Though OEMs are innovating on the internal combustion engine (ICE) side, they are also investing in battery electric vehicles (BEVs) and hybrid and plug-in hybrid electric vehicles (HEVs and PHEVs). While BEVs may not take an engine oil, they still require other lubricants such as greases, transmission or gear oil, and coolants to function. However, the removal of the ICE from the vehicle has brought about a new, unique problem. Without the typical noise of the combustion engine and exhaust, electric vehicles are much quieter, leading the occupants to hear more of the vehicle sounds from sources such as wind, tire hum, gearbox or bearing whine, and axle clicking. Lubricants in BEVs can be surrounded by inductive currents and high amperage wires where the lubricant may need to either insulate or conduct that current depending on the application. BEVs have seen field issues such as bearing failures from electrically induced wear. Those bearings have not worn down severely enough to compromise function but still require a warrantied repair for the OEM, as the noise becomes audibly concerning to the vehicle owners. These types of failures have typically required the OEM to replace the entire electrical drive unit (inverter, motor, and gearbox), as diagnosing and isolating the source of a noise can be very time-consuming.
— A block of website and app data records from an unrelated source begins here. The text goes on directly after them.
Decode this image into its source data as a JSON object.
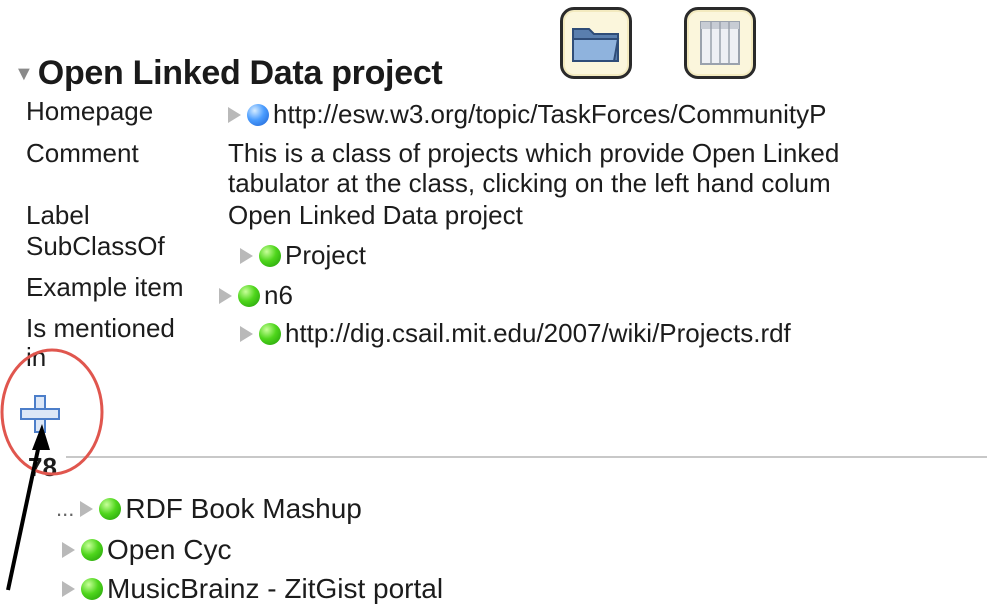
{
  "header": {
    "title": "Open Linked Data project"
  },
  "toolbar": {
    "folder_icon": "folder-icon",
    "table_icon": "table-view-icon"
  },
  "properties": [
    {
      "label": "Homepage",
      "value": "http://esw.w3.org/topic/TaskForces/CommunityP",
      "dot": "blue"
    },
    {
      "label": "Comment",
      "value_line1": "This is a class of projects which provide Open Linked",
      "value_line2": "tabulator at the class, clicking on the left hand colum"
    },
    {
      "label": "Label",
      "value": "Open Linked Data project"
    },
    {
      "label": "SubClassOf",
      "value": "Project",
      "dot": "green"
    },
    {
      "label": "Example item",
      "value": "n6",
      "dot": "green"
    },
    {
      "label_line1": "Is mentioned",
      "label_line2": "in",
      "value": "http://dig.csail.mit.edu/2007/wiki/Projects.rdf",
      "dot": "green"
    }
  ],
  "list": {
    "count": "78",
    "ellipsis": "...",
    "items": [
      "RDF Book Mashup",
      "Open Cyc",
      "MusicBrainz - ZitGist portal"
    ]
  },
  "colors": {
    "annotation_circle": "#e0564e",
    "arrow": "#000000",
    "green_dot": "#3fc41a",
    "blue_dot": "#3a8cf5",
    "plus_icon": "#5b86c8"
  }
}
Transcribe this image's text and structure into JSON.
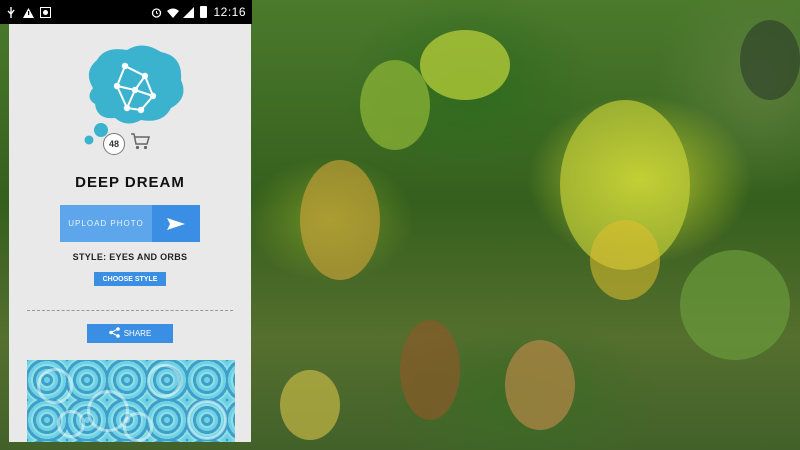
{
  "statusbar": {
    "left_icons": [
      "usb-icon",
      "warning-icon",
      "image-icon"
    ],
    "right_icons": [
      "alarm-icon",
      "wifi-icon",
      "signal-icon",
      "battery-icon"
    ],
    "time": "12:16"
  },
  "app": {
    "photo_count": "48",
    "title": "DEEP DREAM",
    "upload_label": "UPLOAD PHOTO",
    "style_label": "STYLE: EYES AND ORBS",
    "choose_style_label": "CHOOSE STYLE",
    "share_label": "SHARE"
  },
  "colors": {
    "accent": "#3a8ee4",
    "accent_light": "#5da6ec",
    "logo": "#3bb3cf",
    "panel": "#e9e9e9"
  }
}
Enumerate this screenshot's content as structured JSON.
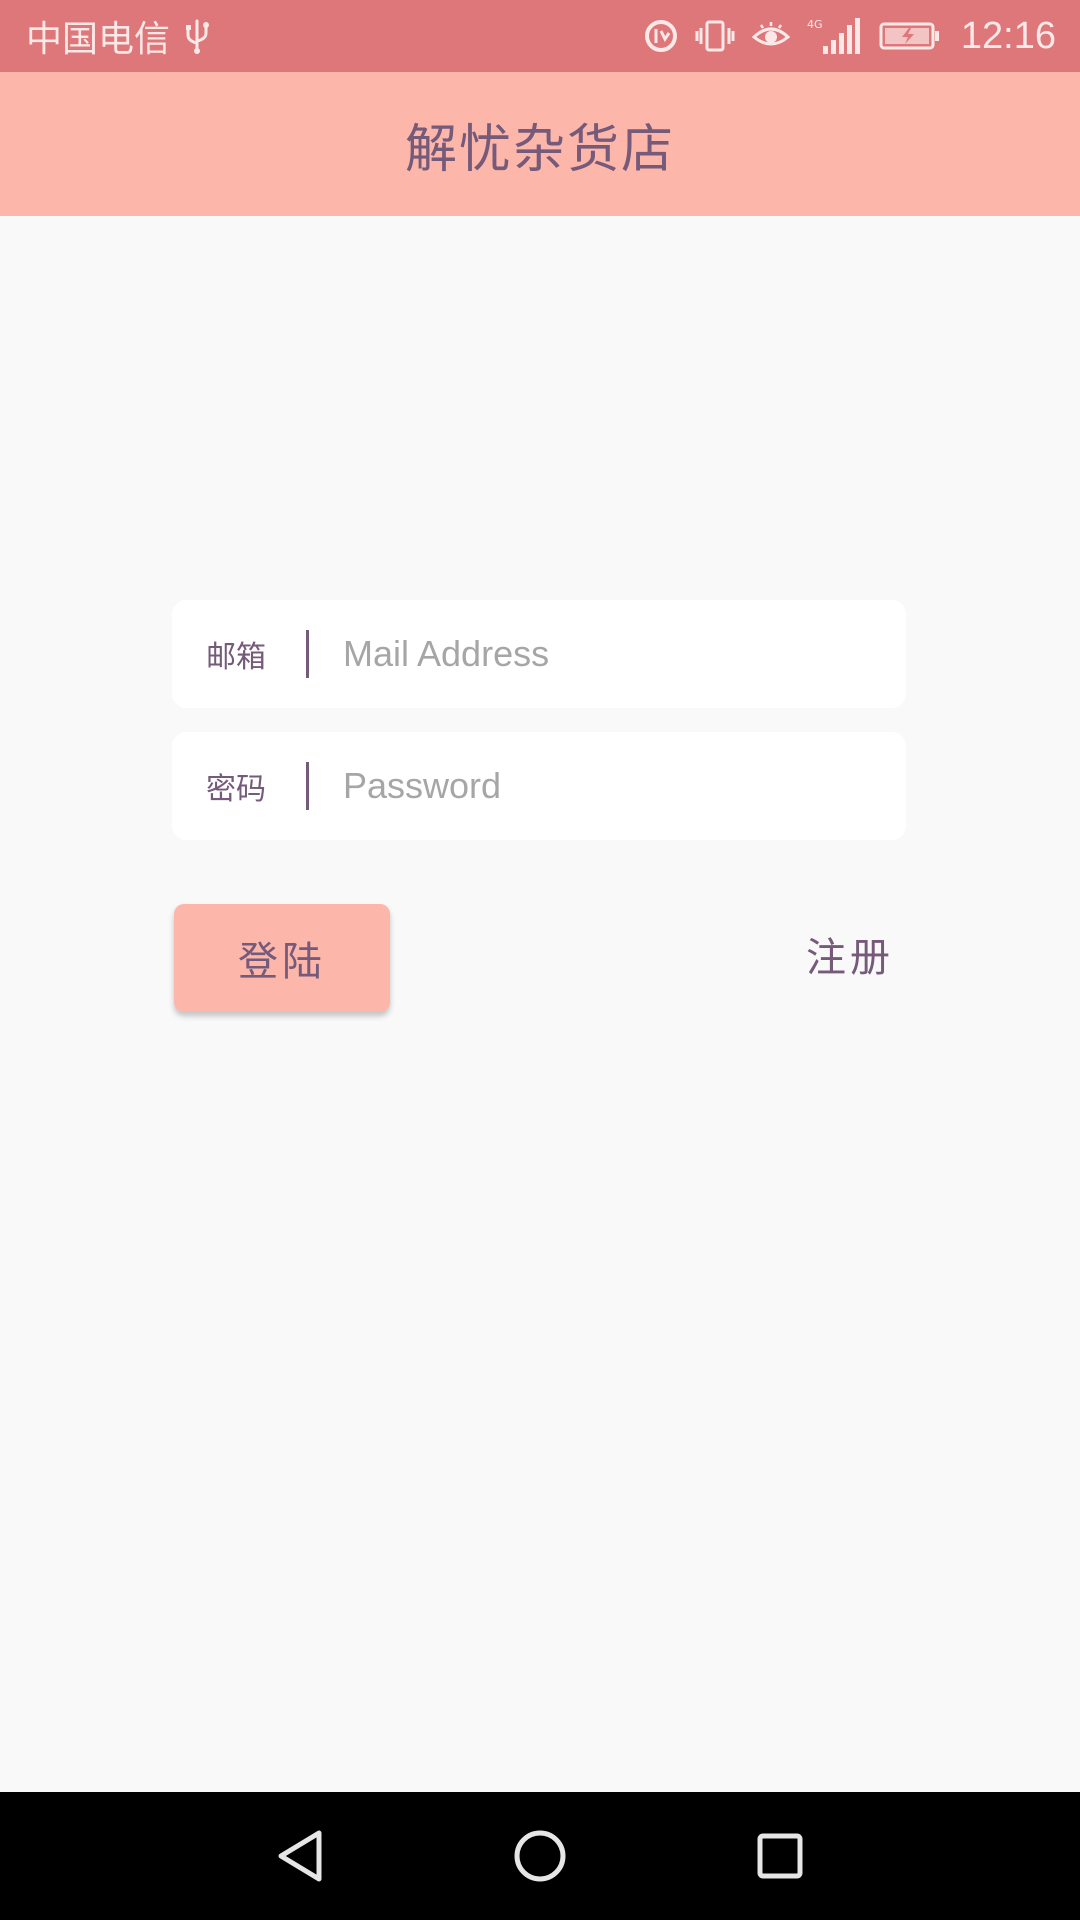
{
  "status_bar": {
    "carrier": "中国电信",
    "network": "4G",
    "time": "12:16",
    "icons": [
      "usb-icon",
      "data-saver-icon",
      "vibrate-icon",
      "eye-comfort-icon",
      "signal-icon",
      "battery-charging-icon"
    ]
  },
  "app_bar": {
    "title": "解忧杂货店"
  },
  "login_form": {
    "email": {
      "label": "邮箱",
      "placeholder": "Mail Address",
      "value": ""
    },
    "password": {
      "label": "密码",
      "placeholder": "Password",
      "value": ""
    },
    "login_label": "登陆",
    "register_label": "注册"
  },
  "nav_bar": {
    "icons": [
      "back-icon",
      "home-icon",
      "recents-icon"
    ]
  },
  "colors": {
    "status_bar": "#dd777a",
    "app_bar": "#fcb6aa",
    "accent_text": "#755a7a",
    "background": "#f9f9fa"
  }
}
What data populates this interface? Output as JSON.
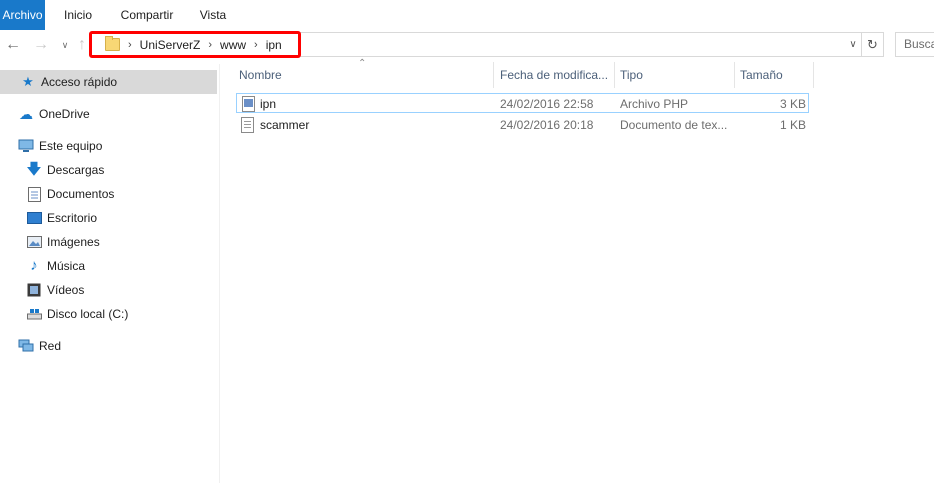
{
  "ribbon": {
    "tabs": [
      {
        "label": "Archivo",
        "active": true
      },
      {
        "label": "Inicio"
      },
      {
        "label": "Compartir"
      },
      {
        "label": "Vista"
      }
    ]
  },
  "navigation": {
    "back_icon": "arrow-left-icon",
    "forward_icon": "arrow-right-icon",
    "recent_icon": "chevron-down-icon",
    "up_icon": "arrow-up-icon"
  },
  "address": {
    "breadcrumb": [
      "UniServerZ",
      "www",
      "ipn"
    ],
    "highlight_color": "#ff0000"
  },
  "search": {
    "placeholder": "Buscar en ipn"
  },
  "nav_pane": {
    "items": [
      {
        "label": "Acceso rápido",
        "icon": "star-icon",
        "selected": true
      },
      {
        "label": "OneDrive",
        "icon": "cloud-icon"
      },
      {
        "label": "Este equipo",
        "icon": "computer-icon"
      },
      {
        "label": "Descargas",
        "icon": "download-icon"
      },
      {
        "label": "Documentos",
        "icon": "document-icon"
      },
      {
        "label": "Escritorio",
        "icon": "desktop-icon"
      },
      {
        "label": "Imágenes",
        "icon": "pictures-icon"
      },
      {
        "label": "Música",
        "icon": "music-icon"
      },
      {
        "label": "Vídeos",
        "icon": "video-icon"
      },
      {
        "label": "Disco local (C:)",
        "icon": "drive-icon"
      },
      {
        "label": "Red",
        "icon": "network-icon"
      }
    ]
  },
  "file_list": {
    "columns": [
      "Nombre",
      "Fecha de modifica...",
      "Tipo",
      "Tamaño"
    ],
    "rows": [
      {
        "name": "ipn",
        "date": "24/02/2016 22:58",
        "type": "Archivo PHP",
        "size": "3 KB",
        "icon": "php-file-icon"
      },
      {
        "name": "scammer",
        "date": "24/02/2016 20:18",
        "type": "Documento de tex...",
        "size": "1 KB",
        "icon": "text-file-icon"
      }
    ]
  },
  "colors": {
    "accent": "#1979ca",
    "selection_outline": "#99d1ff",
    "nav_selected": "#d9d9d9"
  }
}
The traditionally slow-to-transition lubricant additives market may be in for some faster-paced shifts as the industry grapples with emissions requirements, new ICE technology, and the shift toward EVs. This is likely to help bring forward novel chemistries in the lubricant additives market.
Insights from the Global Lubricant Additives: Market Analysis and Opportunities report will be discussed in an upcoming webinar that will be held on Wednesday, September 25, 2019 at 9:30 AM EDT. Please click here to register.